“I’m of the opinion that a sheltered place to go might reduce the victimization of some of our more vulnerable unsheltered population,” Voeller said.
And they give police and policymakers more leeway to enforce anti-camping and loitering laws elsewhere in a city. It’s hard for officers to crack down on camping with lasting results when there is nowhere for them to go besides “not here.”
Portland has two legal camps. Dignity Village, in far North Portland, grew out of a protest and into a permanent government-approved city-within-a-city run by and for homeless people.
The Right 2 Dream Too rest area downtown has drawn complaints from some nearby business owners, who say it scares away out-of-town visitors. A developer recently sued the city, saying the nearby homeless camp made it impossible to find investors to convert a former low-rent motel into a youth hostel.
City leaders, after trying to fine the community out of existence, have come to accept its usefulness, if not its location. They’re negotiating with its organizers to move near the southeast end of the new Tilikum Crossing bridge. Right 2 Dream has room for 100 people and routinely turns away 100 or more on winter nights, but the potential new site isn’t big enough to solve that problem.

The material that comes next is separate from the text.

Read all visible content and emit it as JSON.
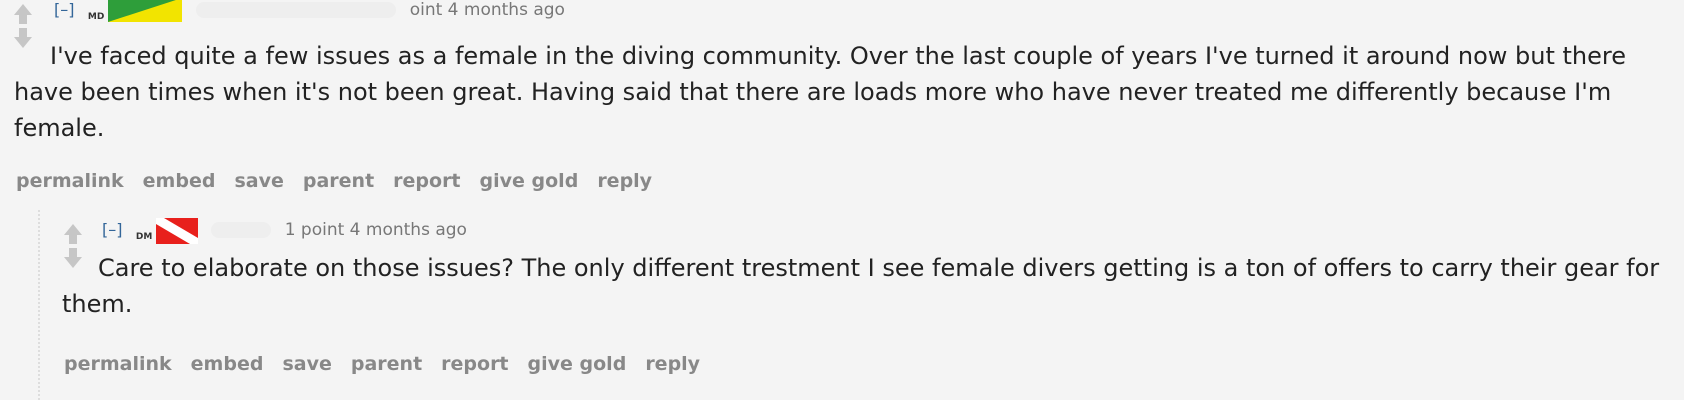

“Of course we need more legal camps, unless we’re suddenly going to come up with houses for everyone,” said Ibrahim Mubarak, a homeless man who helped found Dignity Village and Right 2 Dream Too. “Look at it this way: You have a two-year waiting list to get housing in this city. If you’re trying to stop doing drugs, get a handle on a mental health problem, stay away from somebody who abused you, two years is a very, very long time. “A lot of bad things can happen in two years.”